The Balfour Declaration was issued by the British government in 1917 during the First World War. It called for the establishment of a ‘national home for the Jewish people’ in Palestine, then an Ottoman region with a small minority Jewish population. It greatly increased popular support for Zionism within Jewish communities worldwide. The declaration is considered a principal cause of the ongoing Israeli–Palestinian conflict.
About Balfour Declaration in brief
The Balfour Declaration was issued by the British government in 1917 during the First World War. It called for the establishment of a ‘national home for the Jewish people’ in Palestine, then an Ottoman region with a small minority Jewish population. The declaration had many long-lasting consequences. It greatly increased popular support for Zionism within Jewish communities worldwide. It became a core component of the British Mandate for Palestine, the founding document of Mandatory Palestine, which later became Israel and the Palestinian territories. The British government acknowledged in 1939 that the local population’s views should have been taken into account, and recognised in 2017 that the declaration should have called for protection of the Palestinian Arabs’ political rights. Controversy remains over whether the declaration contradicted earlier promises the British made to the Sharif of Mecca. Early British political support for an increased Jewish presence in the region of Palestine was based upon geopolitical calculations. This was led by Lord Palmerston, following the occupation of Syria and Egypt by the Ottoman governor Muhammad Ali of Egypt. These considerations were supported by a sympathetic evangelical sentiment towards the Christian restoration of Palestine. This left Britain without a regional sphere of influence, and thus without a need to create their own regional “protégés” The declaration is considered a principal cause of the ongoing Israeli–Palestinian conflict, often described as the world’s most intractable conflict. The term “national home” had no precedent in international law, and was intentionally vague as to whether a Jewish state was contemplated.
The intended boundaries of Palestine were not specified, and the UK government later confirmed that the words “in Palestine” meant that the Jewish national home was not intended to cover all of Palestine.
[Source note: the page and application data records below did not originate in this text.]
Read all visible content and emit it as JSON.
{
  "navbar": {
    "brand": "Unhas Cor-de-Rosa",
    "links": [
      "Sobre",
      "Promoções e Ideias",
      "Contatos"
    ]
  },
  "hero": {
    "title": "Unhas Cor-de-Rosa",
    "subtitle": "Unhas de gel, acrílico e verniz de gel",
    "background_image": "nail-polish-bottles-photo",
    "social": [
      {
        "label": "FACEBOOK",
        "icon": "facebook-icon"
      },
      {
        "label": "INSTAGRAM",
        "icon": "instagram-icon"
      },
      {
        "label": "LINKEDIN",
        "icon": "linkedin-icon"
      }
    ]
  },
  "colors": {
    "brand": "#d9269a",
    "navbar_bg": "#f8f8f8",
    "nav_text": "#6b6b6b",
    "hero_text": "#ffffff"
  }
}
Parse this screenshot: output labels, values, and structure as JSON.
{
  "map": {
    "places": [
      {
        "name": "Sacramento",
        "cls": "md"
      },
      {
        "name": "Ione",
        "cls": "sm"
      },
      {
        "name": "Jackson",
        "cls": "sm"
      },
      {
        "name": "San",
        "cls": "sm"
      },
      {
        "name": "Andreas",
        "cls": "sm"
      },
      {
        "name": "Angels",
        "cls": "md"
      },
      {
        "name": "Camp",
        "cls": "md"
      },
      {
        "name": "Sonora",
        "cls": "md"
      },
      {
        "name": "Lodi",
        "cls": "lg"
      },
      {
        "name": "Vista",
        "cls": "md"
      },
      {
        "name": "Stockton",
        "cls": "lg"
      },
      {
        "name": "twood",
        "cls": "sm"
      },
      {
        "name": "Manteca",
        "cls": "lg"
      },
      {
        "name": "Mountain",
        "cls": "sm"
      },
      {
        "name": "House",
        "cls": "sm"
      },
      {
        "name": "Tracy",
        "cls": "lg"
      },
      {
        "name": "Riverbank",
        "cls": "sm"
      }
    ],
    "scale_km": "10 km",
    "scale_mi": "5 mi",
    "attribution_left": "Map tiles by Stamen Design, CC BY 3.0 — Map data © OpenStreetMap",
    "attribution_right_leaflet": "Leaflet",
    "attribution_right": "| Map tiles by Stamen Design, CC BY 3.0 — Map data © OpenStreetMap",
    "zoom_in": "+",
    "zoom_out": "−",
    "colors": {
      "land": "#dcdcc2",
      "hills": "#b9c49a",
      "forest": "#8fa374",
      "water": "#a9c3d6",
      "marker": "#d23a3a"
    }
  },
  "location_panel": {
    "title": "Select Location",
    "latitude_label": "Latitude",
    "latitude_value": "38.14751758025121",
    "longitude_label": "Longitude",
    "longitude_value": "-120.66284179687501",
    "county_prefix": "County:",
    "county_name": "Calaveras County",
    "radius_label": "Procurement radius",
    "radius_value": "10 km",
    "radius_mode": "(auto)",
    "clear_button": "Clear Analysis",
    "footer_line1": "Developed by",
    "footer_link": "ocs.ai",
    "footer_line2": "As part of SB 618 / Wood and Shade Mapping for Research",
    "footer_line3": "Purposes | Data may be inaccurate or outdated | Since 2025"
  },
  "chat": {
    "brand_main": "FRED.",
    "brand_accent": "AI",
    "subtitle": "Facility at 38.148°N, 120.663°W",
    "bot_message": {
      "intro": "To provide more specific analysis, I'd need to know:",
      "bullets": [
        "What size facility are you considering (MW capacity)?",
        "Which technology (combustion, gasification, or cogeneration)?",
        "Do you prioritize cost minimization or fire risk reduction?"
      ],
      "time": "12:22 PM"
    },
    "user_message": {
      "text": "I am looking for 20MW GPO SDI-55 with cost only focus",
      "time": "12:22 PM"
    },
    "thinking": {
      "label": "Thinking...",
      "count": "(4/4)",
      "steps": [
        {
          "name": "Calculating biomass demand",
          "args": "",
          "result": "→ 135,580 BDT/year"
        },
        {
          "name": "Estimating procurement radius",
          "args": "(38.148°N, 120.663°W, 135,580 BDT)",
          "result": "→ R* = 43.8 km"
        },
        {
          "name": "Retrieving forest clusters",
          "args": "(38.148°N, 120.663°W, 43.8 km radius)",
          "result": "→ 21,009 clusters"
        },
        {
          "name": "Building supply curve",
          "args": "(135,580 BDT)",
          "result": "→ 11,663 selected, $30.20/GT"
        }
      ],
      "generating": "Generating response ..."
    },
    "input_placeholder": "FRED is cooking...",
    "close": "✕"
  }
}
The second half of the declaration was added to satisfy opponents of the policy, who had claimed that it would otherwise prejudice the position of the local population of Palestine and encourage antisemitism worldwide by “stamping the Jews as strangers in their native lands”. The declaration called for safeguarding the civil and religious rights for the Palestinian Arab population, and also the rights and political status of the Jewish communities in other countries outside of Palestine, as well as the status of Jews in any other country. It was published in the press on 9 November 1917 and was the first public expression of support for Zionism by a major political power. A committee was established in April 1915 by British Prime Minister H. H. Asquith to determine their policy towards the Ottoman Empire including Palestine. By late 1917, the wider war had reached a stalemate, with two of Britain’s allies not fully engaged. The U.S. had yet to suffer a casualty and the Russians were in the midst of a revolution with Bolsheviks taking over the government. The release of the final declaration was authorised on 31 October; the preceding Cabinet discussion had referenced perceived propaganda benefits amongst the worldwide Jewish community for the Allied war effort. A stalemate in southern Palestine was broken by the Battle of Beersheba in October 1917.